• **WORK REQUEST**:
Please give back each line below unchanged; none of the pictures should appear.

LISTED RECORDS START

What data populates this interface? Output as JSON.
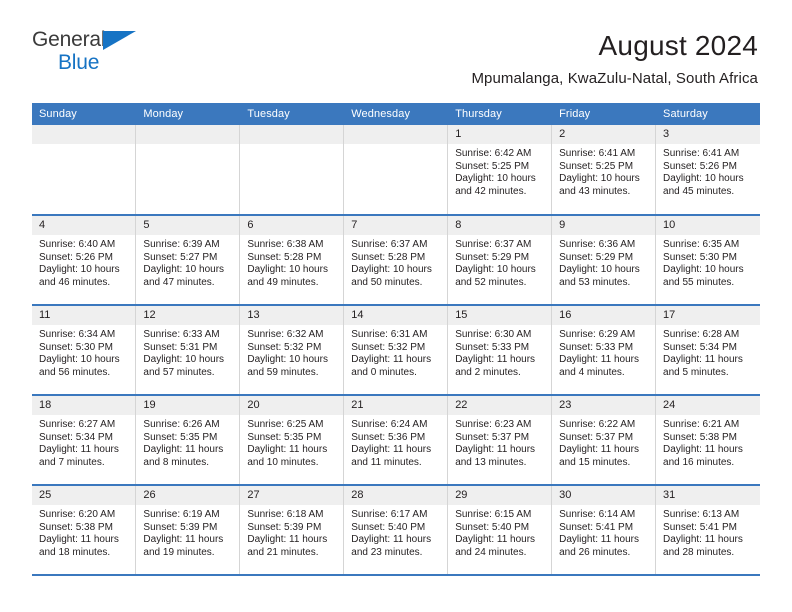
{
  "brand": {
    "name_part1": "General",
    "name_part2": "Blue"
  },
  "header": {
    "title": "August 2024",
    "subtitle": "Mpumalanga, KwaZulu-Natal, South Africa"
  },
  "colors": {
    "header_blue": "#3b78be",
    "daynum_gray": "#efefef",
    "logo_blue": "#1673c4",
    "text": "#231f20"
  },
  "weekday_headers": [
    "Sunday",
    "Monday",
    "Tuesday",
    "Wednesday",
    "Thursday",
    "Friday",
    "Saturday"
  ],
  "weeks": [
    [
      {
        "day": "",
        "empty": true
      },
      {
        "day": "",
        "empty": true
      },
      {
        "day": "",
        "empty": true
      },
      {
        "day": "",
        "empty": true
      },
      {
        "day": "1",
        "sunrise": "Sunrise: 6:42 AM",
        "sunset": "Sunset: 5:25 PM",
        "daylight": "Daylight: 10 hours and 42 minutes."
      },
      {
        "day": "2",
        "sunrise": "Sunrise: 6:41 AM",
        "sunset": "Sunset: 5:25 PM",
        "daylight": "Daylight: 10 hours and 43 minutes."
      },
      {
        "day": "3",
        "sunrise": "Sunrise: 6:41 AM",
        "sunset": "Sunset: 5:26 PM",
        "daylight": "Daylight: 10 hours and 45 minutes."
      }
    ],
    [
      {
        "day": "4",
        "sunrise": "Sunrise: 6:40 AM",
        "sunset": "Sunset: 5:26 PM",
        "daylight": "Daylight: 10 hours and 46 minutes."
      },
      {
        "day": "5",
        "sunrise": "Sunrise: 6:39 AM",
        "sunset": "Sunset: 5:27 PM",
        "daylight": "Daylight: 10 hours and 47 minutes."
      },
      {
        "day": "6",
        "sunrise": "Sunrise: 6:38 AM",
        "sunset": "Sunset: 5:28 PM",
        "daylight": "Daylight: 10 hours and 49 minutes."
      },
      {
        "day": "7",
        "sunrise": "Sunrise: 6:37 AM",
        "sunset": "Sunset: 5:28 PM",
        "daylight": "Daylight: 10 hours and 50 minutes."
      },
      {
        "day": "8",
        "sunrise": "Sunrise: 6:37 AM",
        "sunset": "Sunset: 5:29 PM",
        "daylight": "Daylight: 10 hours and 52 minutes."
      },
      {
        "day": "9",
        "sunrise": "Sunrise: 6:36 AM",
        "sunset": "Sunset: 5:29 PM",
        "daylight": "Daylight: 10 hours and 53 minutes."
      },
      {
        "day": "10",
        "sunrise": "Sunrise: 6:35 AM",
        "sunset": "Sunset: 5:30 PM",
        "daylight": "Daylight: 10 hours and 55 minutes."
      }
    ],
    [
      {
        "day": "11",
        "sunrise": "Sunrise: 6:34 AM",
        "sunset": "Sunset: 5:30 PM",
        "daylight": "Daylight: 10 hours and 56 minutes."
      },
      {
        "day": "12",
        "sunrise": "Sunrise: 6:33 AM",
        "sunset": "Sunset: 5:31 PM",
        "daylight": "Daylight: 10 hours and 57 minutes."
      },
      {
        "day": "13",
        "sunrise": "Sunrise: 6:32 AM",
        "sunset": "Sunset: 5:32 PM",
        "daylight": "Daylight: 10 hours and 59 minutes."
      },
      {
        "day": "14",
        "sunrise": "Sunrise: 6:31 AM",
        "sunset": "Sunset: 5:32 PM",
        "daylight": "Daylight: 11 hours and 0 minutes."
      },
      {
        "day": "15",
        "sunrise": "Sunrise: 6:30 AM",
        "sunset": "Sunset: 5:33 PM",
        "daylight": "Daylight: 11 hours and 2 minutes."
      },
      {
        "day": "16",
        "sunrise": "Sunrise: 6:29 AM",
        "sunset": "Sunset: 5:33 PM",
        "daylight": "Daylight: 11 hours and 4 minutes."
      },
      {
        "day": "17",
        "sunrise": "Sunrise: 6:28 AM",
        "sunset": "Sunset: 5:34 PM",
        "daylight": "Daylight: 11 hours and 5 minutes."
      }
    ],
    [
      {
        "day": "18",
        "sunrise": "Sunrise: 6:27 AM",
        "sunset": "Sunset: 5:34 PM",
        "daylight": "Daylight: 11 hours and 7 minutes."
      },
      {
        "day": "19",
        "sunrise": "Sunrise: 6:26 AM",
        "sunset": "Sunset: 5:35 PM",
        "daylight": "Daylight: 11 hours and 8 minutes."
      },
      {
        "day": "20",
        "sunrise": "Sunrise: 6:25 AM",
        "sunset": "Sunset: 5:35 PM",
        "daylight": "Daylight: 11 hours and 10 minutes."
      },
      {
        "day": "21",
        "sunrise": "Sunrise: 6:24 AM",
        "sunset": "Sunset: 5:36 PM",
        "daylight": "Daylight: 11 hours and 11 minutes."
      },
      {
        "day": "22",
        "sunrise": "Sunrise: 6:23 AM",
        "sunset": "Sunset: 5:37 PM",
        "daylight": "Daylight: 11 hours and 13 minutes."
      },
      {
        "day": "23",
        "sunrise": "Sunrise: 6:22 AM",
        "sunset": "Sunset: 5:37 PM",
        "daylight": "Daylight: 11 hours and 15 minutes."
      },
      {
        "day": "24",
        "sunrise": "Sunrise: 6:21 AM",
        "sunset": "Sunset: 5:38 PM",
        "daylight": "Daylight: 11 hours and 16 minutes."
      }
    ],
    [
      {
        "day": "25",
        "sunrise": "Sunrise: 6:20 AM",
        "sunset": "Sunset: 5:38 PM",
        "daylight": "Daylight: 11 hours and 18 minutes."
      },
      {
        "day": "26",
        "sunrise": "Sunrise: 6:19 AM",
        "sunset": "Sunset: 5:39 PM",
        "daylight": "Daylight: 11 hours and 19 minutes."
      },
      {
        "day": "27",
        "sunrise": "Sunrise: 6:18 AM",
        "sunset": "Sunset: 5:39 PM",
        "daylight": "Daylight: 11 hours and 21 minutes."
      },
      {
        "day": "28",
        "sunrise": "Sunrise: 6:17 AM",
        "sunset": "Sunset: 5:40 PM",
        "daylight": "Daylight: 11 hours and 23 minutes."
      },
      {
        "day": "29",
        "sunrise": "Sunrise: 6:15 AM",
        "sunset": "Sunset: 5:40 PM",
        "daylight": "Daylight: 11 hours and 24 minutes."
      },
      {
        "day": "30",
        "sunrise": "Sunrise: 6:14 AM",
        "sunset": "Sunset: 5:41 PM",
        "daylight": "Daylight: 11 hours and 26 minutes."
      },
      {
        "day": "31",
        "sunrise": "Sunrise: 6:13 AM",
        "sunset": "Sunset: 5:41 PM",
        "daylight": "Daylight: 11 hours and 28 minutes."
      }
    ]
  ]
}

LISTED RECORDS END

• **REPLY TO THE EXERCISE**:
What data populates this interface? Output as JSON.
{
  "brand": {
    "name_part1": "General",
    "name_part2": "Blue"
  },
  "header": {
    "title": "August 2024",
    "subtitle": "Mpumalanga, KwaZulu-Natal, South Africa"
  },
  "colors": {
    "header_blue": "#3b78be",
    "daynum_gray": "#efefef",
    "logo_blue": "#1673c4",
    "text": "#231f20"
  },
  "weekday_headers": [
    "Sunday",
    "Monday",
    "Tuesday",
    "Wednesday",
    "Thursday",
    "Friday",
    "Saturday"
  ],
  "weeks": [
    [
      {
        "day": "",
        "empty": true
      },
      {
        "day": "",
        "empty": true
      },
      {
        "day": "",
        "empty": true
      },
      {
        "day": "",
        "empty": true
      },
      {
        "day": "1",
        "sunrise": "Sunrise: 6:42 AM",
        "sunset": "Sunset: 5:25 PM",
        "daylight": "Daylight: 10 hours and 42 minutes."
      },
      {
        "day": "2",
        "sunrise": "Sunrise: 6:41 AM",
        "sunset": "Sunset: 5:25 PM",
        "daylight": "Daylight: 10 hours and 43 minutes."
      },
      {
        "day": "3",
        "sunrise": "Sunrise: 6:41 AM",
        "sunset": "Sunset: 5:26 PM",
        "daylight": "Daylight: 10 hours and 45 minutes."
      }
    ],
    [
      {
        "day": "4",
        "sunrise": "Sunrise: 6:40 AM",
        "sunset": "Sunset: 5:26 PM",
        "daylight": "Daylight: 10 hours and 46 minutes."
      },
      {
        "day": "5",
        "sunrise": "Sunrise: 6:39 AM",
        "sunset": "Sunset: 5:27 PM",
        "daylight": "Daylight: 10 hours and 47 minutes."
      },
      {
        "day": "6",
        "sunrise": "Sunrise: 6:38 AM",
        "sunset": "Sunset: 5:28 PM",
        "daylight": "Daylight: 10 hours and 49 minutes."
      },
      {
        "day": "7",
        "sunrise": "Sunrise: 6:37 AM",
        "sunset": "Sunset: 5:28 PM",
        "daylight": "Daylight: 10 hours and 50 minutes."
      },
      {
        "day": "8",
        "sunrise": "Sunrise: 6:37 AM",
        "sunset": "Sunset: 5:29 PM",
        "daylight": "Daylight: 10 hours and 52 minutes."
      },
      {
        "day": "9",
        "sunrise": "Sunrise: 6:36 AM",
        "sunset": "Sunset: 5:29 PM",
        "daylight": "Daylight: 10 hours and 53 minutes."
      },
      {
        "day": "10",
        "sunrise": "Sunrise: 6:35 AM",
        "sunset": "Sunset: 5:30 PM",
        "daylight": "Daylight: 10 hours and 55 minutes."
      }
    ],
    [
      {
        "day": "11",
        "sunrise": "Sunrise: 6:34 AM",
        "sunset": "Sunset: 5:30 PM",
        "daylight": "Daylight: 10 hours and 56 minutes."
      },
      {
        "day": "12",
        "sunrise": "Sunrise: 6:33 AM",
        "sunset": "Sunset: 5:31 PM",
        "daylight": "Daylight: 10 hours and 57 minutes."
      },
      {
        "day": "13",
        "sunrise": "Sunrise: 6:32 AM",
        "sunset": "Sunset: 5:32 PM",
        "daylight": "Daylight: 10 hours and 59 minutes."
      },
      {
        "day": "14",
        "sunrise": "Sunrise: 6:31 AM",
        "sunset": "Sunset: 5:32 PM",
        "daylight": "Daylight: 11 hours and 0 minutes."
      },
      {
        "day": "15",
        "sunrise": "Sunrise: 6:30 AM",
        "sunset": "Sunset: 5:33 PM",
        "daylight": "Daylight: 11 hours and 2 minutes."
      },
      {
        "day": "16",
        "sunrise": "Sunrise: 6:29 AM",
        "sunset": "Sunset: 5:33 PM",
        "daylight": "Daylight: 11 hours and 4 minutes."
      },
      {
        "day": "17",
        "sunrise": "Sunrise: 6:28 AM",
        "sunset": "Sunset: 5:34 PM",
        "daylight": "Daylight: 11 hours and 5 minutes."
      }
    ],
    [
      {
        "day": "18",
        "sunrise": "Sunrise: 6:27 AM",
        "sunset": "Sunset: 5:34 PM",
        "daylight": "Daylight: 11 hours and 7 minutes."
      },
      {
        "day": "19",
        "sunrise": "Sunrise: 6:26 AM",
        "sunset": "Sunset: 5:35 PM",
        "daylight": "Daylight: 11 hours and 8 minutes."
      },
      {
        "day": "20",
        "sunrise": "Sunrise: 6:25 AM",
        "sunset": "Sunset: 5:35 PM",
        "daylight": "Daylight: 11 hours and 10 minutes."
      },
      {
        "day": "21",
        "sunrise": "Sunrise: 6:24 AM",
        "sunset": "Sunset: 5:36 PM",
        "daylight": "Daylight: 11 hours and 11 minutes."
      },
      {
        "day": "22",
        "sunrise": "Sunrise: 6:23 AM",
        "sunset": "Sunset: 5:37 PM",
        "daylight": "Daylight: 11 hours and 13 minutes."
      },
      {
        "day": "23",
        "sunrise": "Sunrise: 6:22 AM",
        "sunset": "Sunset: 5:37 PM",
        "daylight": "Daylight: 11 hours and 15 minutes."
      },
      {
        "day": "24",
        "sunrise": "Sunrise: 6:21 AM",
        "sunset": "Sunset: 5:38 PM",
        "daylight": "Daylight: 11 hours and 16 minutes."
      }
    ],
    [
      {
        "day": "25",
        "sunrise": "Sunrise: 6:20 AM",
        "sunset": "Sunset: 5:38 PM",
        "daylight": "Daylight: 11 hours and 18 minutes."
      },
      {
        "day": "26",
        "sunrise": "Sunrise: 6:19 AM",
        "sunset": "Sunset: 5:39 PM",
        "daylight": "Daylight: 11 hours and 19 minutes."
      },
      {
        "day": "27",
        "sunrise": "Sunrise: 6:18 AM",
        "sunset": "Sunset: 5:39 PM",
        "daylight": "Daylight: 11 hours and 21 minutes."
      },
      {
        "day": "28",
        "sunrise": "Sunrise: 6:17 AM",
        "sunset": "Sunset: 5:40 PM",
        "daylight": "Daylight: 11 hours and 23 minutes."
      },
      {
        "day": "29",
        "sunrise": "Sunrise: 6:15 AM",
        "sunset": "Sunset: 5:40 PM",
        "daylight": "Daylight: 11 hours and 24 minutes."
      },
      {
        "day": "30",
        "sunrise": "Sunrise: 6:14 AM",
        "sunset": "Sunset: 5:41 PM",
        "daylight": "Daylight: 11 hours and 26 minutes."
      },
      {
        "day": "31",
        "sunrise": "Sunrise: 6:13 AM",
        "sunset": "Sunset: 5:41 PM",
        "daylight": "Daylight: 11 hours and 28 minutes."
      }
    ]
  ]
}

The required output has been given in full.